> Required work:
Return the number of lines below that contain "first"; nothing else belongs in the reply.
::::::::::
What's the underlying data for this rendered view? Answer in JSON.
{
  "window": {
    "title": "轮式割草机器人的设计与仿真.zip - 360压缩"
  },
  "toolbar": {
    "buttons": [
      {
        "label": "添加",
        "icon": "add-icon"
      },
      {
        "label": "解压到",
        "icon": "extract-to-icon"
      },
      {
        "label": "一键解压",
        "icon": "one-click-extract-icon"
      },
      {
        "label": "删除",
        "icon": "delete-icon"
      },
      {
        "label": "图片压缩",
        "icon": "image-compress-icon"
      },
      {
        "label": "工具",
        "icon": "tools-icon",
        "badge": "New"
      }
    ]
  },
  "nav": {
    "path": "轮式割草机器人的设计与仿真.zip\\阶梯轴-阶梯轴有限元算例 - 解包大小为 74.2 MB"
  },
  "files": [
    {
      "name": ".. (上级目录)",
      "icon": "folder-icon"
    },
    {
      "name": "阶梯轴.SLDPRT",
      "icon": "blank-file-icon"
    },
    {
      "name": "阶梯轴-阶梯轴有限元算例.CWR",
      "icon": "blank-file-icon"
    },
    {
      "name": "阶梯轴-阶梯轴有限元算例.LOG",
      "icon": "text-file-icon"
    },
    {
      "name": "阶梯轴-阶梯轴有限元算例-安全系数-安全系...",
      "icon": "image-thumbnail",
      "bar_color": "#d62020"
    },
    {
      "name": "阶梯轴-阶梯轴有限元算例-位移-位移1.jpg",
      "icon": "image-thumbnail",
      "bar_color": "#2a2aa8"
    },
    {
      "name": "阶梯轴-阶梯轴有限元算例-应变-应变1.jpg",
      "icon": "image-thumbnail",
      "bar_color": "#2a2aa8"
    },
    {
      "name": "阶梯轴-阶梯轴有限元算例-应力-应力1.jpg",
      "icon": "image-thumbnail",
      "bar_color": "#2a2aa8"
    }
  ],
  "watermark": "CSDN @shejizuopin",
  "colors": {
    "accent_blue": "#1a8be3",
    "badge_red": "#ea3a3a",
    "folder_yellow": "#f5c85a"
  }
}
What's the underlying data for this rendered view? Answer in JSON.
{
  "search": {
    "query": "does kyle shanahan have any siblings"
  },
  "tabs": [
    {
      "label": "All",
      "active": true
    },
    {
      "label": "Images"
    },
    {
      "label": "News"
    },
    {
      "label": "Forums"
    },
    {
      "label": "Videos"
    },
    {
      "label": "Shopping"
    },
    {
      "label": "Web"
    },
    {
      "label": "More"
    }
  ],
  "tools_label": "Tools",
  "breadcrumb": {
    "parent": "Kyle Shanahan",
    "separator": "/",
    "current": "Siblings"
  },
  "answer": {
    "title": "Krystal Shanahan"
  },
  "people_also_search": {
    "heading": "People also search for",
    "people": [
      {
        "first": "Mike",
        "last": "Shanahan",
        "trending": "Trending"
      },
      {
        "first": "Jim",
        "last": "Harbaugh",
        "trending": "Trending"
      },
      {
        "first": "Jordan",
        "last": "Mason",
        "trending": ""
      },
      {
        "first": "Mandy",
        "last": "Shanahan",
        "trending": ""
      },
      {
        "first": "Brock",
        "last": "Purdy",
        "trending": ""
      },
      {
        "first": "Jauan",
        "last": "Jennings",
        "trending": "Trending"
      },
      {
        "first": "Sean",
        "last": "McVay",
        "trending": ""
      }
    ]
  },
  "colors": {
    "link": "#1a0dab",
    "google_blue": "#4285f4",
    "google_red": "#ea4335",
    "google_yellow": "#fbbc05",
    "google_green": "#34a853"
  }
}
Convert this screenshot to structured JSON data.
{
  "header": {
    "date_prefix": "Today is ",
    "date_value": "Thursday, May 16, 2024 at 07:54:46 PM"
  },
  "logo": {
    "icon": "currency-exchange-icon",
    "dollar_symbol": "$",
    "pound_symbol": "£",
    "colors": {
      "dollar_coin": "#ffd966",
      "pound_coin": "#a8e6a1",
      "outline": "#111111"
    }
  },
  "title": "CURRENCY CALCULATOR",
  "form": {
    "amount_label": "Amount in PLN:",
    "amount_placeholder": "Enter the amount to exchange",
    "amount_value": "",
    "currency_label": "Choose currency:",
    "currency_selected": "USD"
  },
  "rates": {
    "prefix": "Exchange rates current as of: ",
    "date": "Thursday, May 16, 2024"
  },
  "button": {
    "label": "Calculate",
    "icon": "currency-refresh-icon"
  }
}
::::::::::
> Reply to the task:
7